1979, France, directed by Alain Corneau
Bleak stuff indeed, made somehow even more discomfiting by an infusion of truly black, occasionally absurdist, humour on top of the pitiless core that Corneau preserves from Jim Thompson's source novel, with the dancing bookends -- one clownish, the other desperate -- reflecting each other and reinforcing the sense that the central character has gone absolutely nowhere. Georges Perec contributes one of his very few films scripts, with his influence most apparent in the repetitions sprinkled throughout the dialogue, Patrick Dewaere's character manically repeating the same idea re-phrased two, three, four times, capturing the feel of 1970s slang very acutely, an effect that's reinforced by the use of contemporary pop music.
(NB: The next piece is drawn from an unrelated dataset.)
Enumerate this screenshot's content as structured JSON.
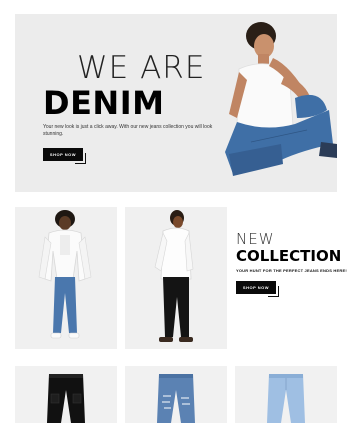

Dewaere is quite extraordinary -- the entire film spins on his axis of crazed energy, the character yawing wildly between emotions, most of them entirely inappropriate to the situations in which he finds himself. The camerawork draws us into his mental universe, too, bouncing around with him or bringing us uncomfortably close to scenes of emotional and physical violence (Corneau apparently put mikes on the actors, so we get an intensity of sound, too, that makes it impossible to move away from the action onscreen). Dewaere spares nothing of himself, whether it's the character's drab, unpleasant appearance or his willingness to run headlong into a car for the sake of the film, and while Bernard Blier and a very young Marie Trintignant make an impression, the film remains Dewaere's through and through; it's hard not to perceive some thread between his willingness to invest in a character like this and his own fragile emotional health.